Isn't air travel wonderful? It is so fast, once you have spent an hour or two sitting at Manchester Airport. Fortunately, someone decided I had a Business ticket [hehe!] so I spent the time quaffing free vodka in the Lounge. At Charles de Gaulle Airport they directed everyone wrong, made us queue interminably for passport control, and then sold me the wrong ticket on the Paris Metro after another 40 minute queue.
Eventually I reached my destination station, but the barriers refused the ticket and there was no attendant. Now what? Phone the helpline provided. They spoke perfect French, of course, but I don't. I tried my French, then my English. Nothing. Stuck for ever on the Paris metro..... I tried the helpline again. Suddenly a gate that had not been there a moment ago opened, so I shot through before someone changed their mind. Free!
Christina MacEachen and the group from Milan bought the same tickets, but they got caught by an Inspector and fined. She's very cute, so the Inspector just fined her and not the rest of the party! Perhaps someone could tell CDG booking office to where their Paris tickets are valid.
I was in Paris for an EBL Tournament Director's meeting, held in the headquarters of the FFB, the French Federation. It is a wonderful new building with offices, conference rooms, kitchens, bars and a playing area on the bank of the Seine. Max Bavin, the English CTD, was green with envy, and Rui Marques of Portugal said his federation's offices would fit into one of the bars.
On the Friday evening we set out for a drink. Nothing! It all seemed closed..... One of our party asked a passer-by in perfect French where the nearest pub was. "Sorry, mate, don't speak the lingo." he answered! So we tried English and he directed us to an Irish pub. Whenever anyone tipped the bar staff they rang a bell, which was quite fun.
On the Saturday evening we sat in the hotel and discussed Italian superstitions with Gianarrigo Rona, the EBL President, Christina, his PA, Jens Auken and a few Directors. Christine is Scottish, but her husband is Italian, and she told us that he shocked her by his reaction when she tried to put an umbrella up indoors: he nearly threw her out! She was also told to go home and change the day she appeared in the office wearing purple. Apparently the female Italian minister of sport had visited the Juventus players once wearing purple before an important match against a foreign team: Juventus lost, and questions were asked next day in the parliament as to why she deliberately sabotaged Juventus!
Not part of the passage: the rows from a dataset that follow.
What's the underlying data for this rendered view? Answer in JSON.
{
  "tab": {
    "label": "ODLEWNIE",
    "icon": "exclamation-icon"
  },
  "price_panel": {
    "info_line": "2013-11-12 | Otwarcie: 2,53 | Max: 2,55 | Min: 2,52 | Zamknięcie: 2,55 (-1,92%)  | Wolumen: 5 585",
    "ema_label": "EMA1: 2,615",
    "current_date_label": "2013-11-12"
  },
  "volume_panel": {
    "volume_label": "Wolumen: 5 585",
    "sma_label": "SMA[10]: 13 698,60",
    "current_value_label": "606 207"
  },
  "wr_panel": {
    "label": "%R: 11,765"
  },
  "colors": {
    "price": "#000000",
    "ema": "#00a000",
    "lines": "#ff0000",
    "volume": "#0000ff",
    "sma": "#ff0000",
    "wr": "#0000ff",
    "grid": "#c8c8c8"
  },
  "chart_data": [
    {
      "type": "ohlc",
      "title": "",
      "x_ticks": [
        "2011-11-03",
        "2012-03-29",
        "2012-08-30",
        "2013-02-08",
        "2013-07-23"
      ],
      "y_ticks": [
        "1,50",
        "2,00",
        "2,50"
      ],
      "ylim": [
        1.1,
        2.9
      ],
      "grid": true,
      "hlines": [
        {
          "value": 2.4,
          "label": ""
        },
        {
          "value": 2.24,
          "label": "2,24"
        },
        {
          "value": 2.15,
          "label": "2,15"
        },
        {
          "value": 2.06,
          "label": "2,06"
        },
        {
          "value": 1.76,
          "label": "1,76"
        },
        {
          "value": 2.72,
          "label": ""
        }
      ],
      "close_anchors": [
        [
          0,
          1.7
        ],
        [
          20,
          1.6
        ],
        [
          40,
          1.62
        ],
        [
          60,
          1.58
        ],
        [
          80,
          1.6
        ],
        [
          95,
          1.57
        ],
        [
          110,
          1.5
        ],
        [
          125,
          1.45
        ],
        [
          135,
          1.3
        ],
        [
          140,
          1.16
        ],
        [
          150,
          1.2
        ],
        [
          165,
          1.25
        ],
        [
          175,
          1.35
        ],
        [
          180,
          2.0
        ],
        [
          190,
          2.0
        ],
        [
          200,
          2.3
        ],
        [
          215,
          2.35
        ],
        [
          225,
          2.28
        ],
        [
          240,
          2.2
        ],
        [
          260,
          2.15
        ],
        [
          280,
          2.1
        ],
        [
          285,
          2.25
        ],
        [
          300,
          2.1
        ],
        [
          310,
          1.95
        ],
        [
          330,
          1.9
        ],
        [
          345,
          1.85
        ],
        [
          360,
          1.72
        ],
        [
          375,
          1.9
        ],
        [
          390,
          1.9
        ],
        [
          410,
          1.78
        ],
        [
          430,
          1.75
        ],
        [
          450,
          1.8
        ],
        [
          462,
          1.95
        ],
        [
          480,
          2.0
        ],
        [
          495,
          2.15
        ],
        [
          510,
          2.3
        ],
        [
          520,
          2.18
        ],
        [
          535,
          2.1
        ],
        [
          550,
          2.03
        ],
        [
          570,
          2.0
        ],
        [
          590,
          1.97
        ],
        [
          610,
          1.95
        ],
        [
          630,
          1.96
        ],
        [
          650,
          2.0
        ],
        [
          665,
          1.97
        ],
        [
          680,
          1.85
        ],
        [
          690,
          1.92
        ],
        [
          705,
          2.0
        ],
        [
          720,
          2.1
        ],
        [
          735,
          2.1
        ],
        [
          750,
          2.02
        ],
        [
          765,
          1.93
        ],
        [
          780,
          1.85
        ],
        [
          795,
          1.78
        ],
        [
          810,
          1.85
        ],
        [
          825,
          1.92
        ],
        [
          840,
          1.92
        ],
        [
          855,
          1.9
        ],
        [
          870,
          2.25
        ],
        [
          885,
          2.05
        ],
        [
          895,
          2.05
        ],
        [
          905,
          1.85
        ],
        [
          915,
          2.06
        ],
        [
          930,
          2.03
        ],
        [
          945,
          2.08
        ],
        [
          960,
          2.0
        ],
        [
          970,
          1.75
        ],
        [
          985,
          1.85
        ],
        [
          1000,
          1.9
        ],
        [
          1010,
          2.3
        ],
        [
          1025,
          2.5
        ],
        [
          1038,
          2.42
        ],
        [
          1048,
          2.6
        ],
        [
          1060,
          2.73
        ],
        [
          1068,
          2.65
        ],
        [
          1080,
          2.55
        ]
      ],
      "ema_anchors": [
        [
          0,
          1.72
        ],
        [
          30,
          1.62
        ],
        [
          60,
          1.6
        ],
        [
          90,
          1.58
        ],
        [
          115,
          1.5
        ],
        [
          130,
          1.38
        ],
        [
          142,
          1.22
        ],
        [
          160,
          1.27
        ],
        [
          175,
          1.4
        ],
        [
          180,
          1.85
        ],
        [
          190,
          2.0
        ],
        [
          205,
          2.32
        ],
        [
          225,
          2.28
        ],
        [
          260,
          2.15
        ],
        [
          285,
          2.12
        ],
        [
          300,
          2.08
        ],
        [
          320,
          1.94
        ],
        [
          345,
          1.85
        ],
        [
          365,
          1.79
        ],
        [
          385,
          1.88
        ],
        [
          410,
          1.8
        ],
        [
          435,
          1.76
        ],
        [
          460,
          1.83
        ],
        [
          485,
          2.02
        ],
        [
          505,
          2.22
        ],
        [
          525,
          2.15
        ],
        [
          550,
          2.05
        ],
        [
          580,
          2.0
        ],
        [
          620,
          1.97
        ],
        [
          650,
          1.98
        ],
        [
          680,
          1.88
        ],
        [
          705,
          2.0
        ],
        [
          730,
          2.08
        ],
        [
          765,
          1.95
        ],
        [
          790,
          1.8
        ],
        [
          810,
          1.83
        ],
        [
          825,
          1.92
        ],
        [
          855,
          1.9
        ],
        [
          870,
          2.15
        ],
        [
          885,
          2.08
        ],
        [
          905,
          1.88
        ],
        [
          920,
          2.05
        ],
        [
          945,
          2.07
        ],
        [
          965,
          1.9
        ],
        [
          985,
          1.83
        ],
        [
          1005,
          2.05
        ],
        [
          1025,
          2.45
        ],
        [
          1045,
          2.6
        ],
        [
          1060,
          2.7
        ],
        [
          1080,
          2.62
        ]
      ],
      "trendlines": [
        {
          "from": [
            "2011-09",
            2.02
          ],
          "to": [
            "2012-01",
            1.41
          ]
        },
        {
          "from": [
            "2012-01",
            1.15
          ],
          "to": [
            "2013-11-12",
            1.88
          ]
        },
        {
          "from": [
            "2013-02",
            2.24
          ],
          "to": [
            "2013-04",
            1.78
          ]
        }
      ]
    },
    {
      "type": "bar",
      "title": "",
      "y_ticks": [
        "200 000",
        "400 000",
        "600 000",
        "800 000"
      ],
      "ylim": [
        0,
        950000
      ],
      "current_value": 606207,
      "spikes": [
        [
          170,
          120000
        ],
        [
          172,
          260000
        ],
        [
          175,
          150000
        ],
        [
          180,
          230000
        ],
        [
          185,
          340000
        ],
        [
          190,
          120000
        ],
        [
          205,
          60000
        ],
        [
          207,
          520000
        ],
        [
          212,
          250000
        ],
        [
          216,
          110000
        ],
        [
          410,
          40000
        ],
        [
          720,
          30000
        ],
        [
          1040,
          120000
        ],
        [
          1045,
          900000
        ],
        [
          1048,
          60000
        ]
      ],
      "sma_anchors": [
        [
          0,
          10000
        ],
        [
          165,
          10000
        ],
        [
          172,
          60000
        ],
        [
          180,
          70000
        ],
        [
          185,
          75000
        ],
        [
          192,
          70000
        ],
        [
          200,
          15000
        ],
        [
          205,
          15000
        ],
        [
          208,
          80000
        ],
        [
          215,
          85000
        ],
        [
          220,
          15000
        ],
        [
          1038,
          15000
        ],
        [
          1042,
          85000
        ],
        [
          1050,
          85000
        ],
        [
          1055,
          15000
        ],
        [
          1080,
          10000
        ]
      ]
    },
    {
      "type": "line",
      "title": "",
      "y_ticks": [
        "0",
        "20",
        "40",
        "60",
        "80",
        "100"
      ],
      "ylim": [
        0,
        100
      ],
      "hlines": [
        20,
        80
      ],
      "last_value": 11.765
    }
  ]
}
We were told all the things to avoid saying to Italians, like wishing them luck: Jens had his notebook out so that he knew what to say next time Denmark played Italy. I wish I could remember all of them: if you said various things to Gianarrigo he would get up, turn right round, and sit down again! Antonio Riccardi from Milan told us it was mainly Italians from the South who are superstitious. He was doing business once, and a southern colleague drove him 70 km to another town: on the way back a black cat crossed the road: now the colleague insisted on a detour and they had to drive 150 km over the mountains to get back.
We did a fair amount of work, setting up an EBL TD course for the autumn, and arranging for a register of EBL TDs, and various other things, but it was much more fun to go to Paris than Manchester for such a meeting!